Supplied data:
···

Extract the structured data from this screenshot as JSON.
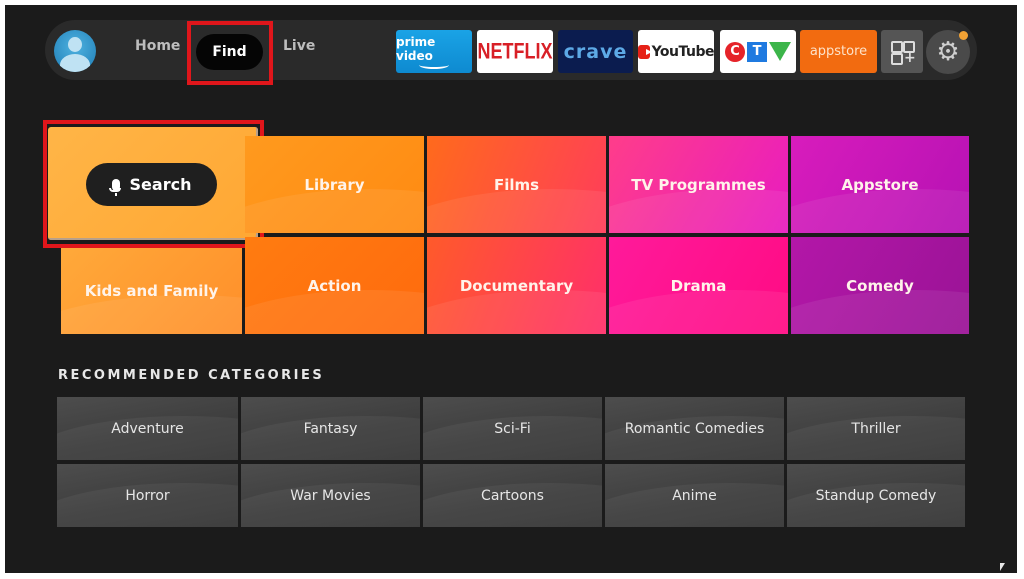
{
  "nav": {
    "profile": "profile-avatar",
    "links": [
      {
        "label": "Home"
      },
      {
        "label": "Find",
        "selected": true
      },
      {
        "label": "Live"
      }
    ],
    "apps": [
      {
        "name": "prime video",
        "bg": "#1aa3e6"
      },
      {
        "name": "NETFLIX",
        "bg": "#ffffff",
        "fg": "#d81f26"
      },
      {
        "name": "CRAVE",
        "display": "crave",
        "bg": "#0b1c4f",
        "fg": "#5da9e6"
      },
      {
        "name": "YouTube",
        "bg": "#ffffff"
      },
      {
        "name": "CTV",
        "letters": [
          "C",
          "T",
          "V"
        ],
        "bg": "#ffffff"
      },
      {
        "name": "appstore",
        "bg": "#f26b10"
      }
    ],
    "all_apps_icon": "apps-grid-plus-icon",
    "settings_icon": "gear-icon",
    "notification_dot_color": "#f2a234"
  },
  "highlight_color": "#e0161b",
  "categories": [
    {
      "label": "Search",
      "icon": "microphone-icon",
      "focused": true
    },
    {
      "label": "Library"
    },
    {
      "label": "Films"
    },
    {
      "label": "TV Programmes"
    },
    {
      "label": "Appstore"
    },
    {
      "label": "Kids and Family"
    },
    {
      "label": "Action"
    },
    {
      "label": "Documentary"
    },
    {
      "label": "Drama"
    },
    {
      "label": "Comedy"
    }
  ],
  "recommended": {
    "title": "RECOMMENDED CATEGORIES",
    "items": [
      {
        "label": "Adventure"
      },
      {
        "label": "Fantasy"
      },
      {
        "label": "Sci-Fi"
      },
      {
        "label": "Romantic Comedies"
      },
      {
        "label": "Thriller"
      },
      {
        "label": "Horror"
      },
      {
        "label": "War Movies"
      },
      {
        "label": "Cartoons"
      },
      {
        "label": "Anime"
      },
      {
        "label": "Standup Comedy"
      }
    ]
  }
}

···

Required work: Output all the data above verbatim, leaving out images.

Worked solution:
Extract the structured data from this screenshot as JSON.
{
  "nav": {
    "profile": "profile-avatar",
    "links": [
      {
        "label": "Home"
      },
      {
        "label": "Find",
        "selected": true
      },
      {
        "label": "Live"
      }
    ],
    "apps": [
      {
        "name": "prime video",
        "bg": "#1aa3e6"
      },
      {
        "name": "NETFLIX",
        "bg": "#ffffff",
        "fg": "#d81f26"
      },
      {
        "name": "CRAVE",
        "display": "crave",
        "bg": "#0b1c4f",
        "fg": "#5da9e6"
      },
      {
        "name": "YouTube",
        "bg": "#ffffff"
      },
      {
        "name": "CTV",
        "letters": [
          "C",
          "T",
          "V"
        ],
        "bg": "#ffffff"
      },
      {
        "name": "appstore",
        "bg": "#f26b10"
      }
    ],
    "all_apps_icon": "apps-grid-plus-icon",
    "settings_icon": "gear-icon",
    "notification_dot_color": "#f2a234"
  },
  "highlight_color": "#e0161b",
  "categories": [
    {
      "label": "Search",
      "icon": "microphone-icon",
      "focused": true
    },
    {
      "label": "Library"
    },
    {
      "label": "Films"
    },
    {
      "label": "TV Programmes"
    },
    {
      "label": "Appstore"
    },
    {
      "label": "Kids and Family"
    },
    {
      "label": "Action"
    },
    {
      "label": "Documentary"
    },
    {
      "label": "Drama"
    },
    {
      "label": "Comedy"
    }
  ],
  "recommended": {
    "title": "RECOMMENDED CATEGORIES",
    "items": [
      {
        "label": "Adventure"
      },
      {
        "label": "Fantasy"
      },
      {
        "label": "Sci-Fi"
      },
      {
        "label": "Romantic Comedies"
      },
      {
        "label": "Thriller"
      },
      {
        "label": "Horror"
      },
      {
        "label": "War Movies"
      },
      {
        "label": "Cartoons"
      },
      {
        "label": "Anime"
      },
      {
        "label": "Standup Comedy"
      }
    ]
  }
}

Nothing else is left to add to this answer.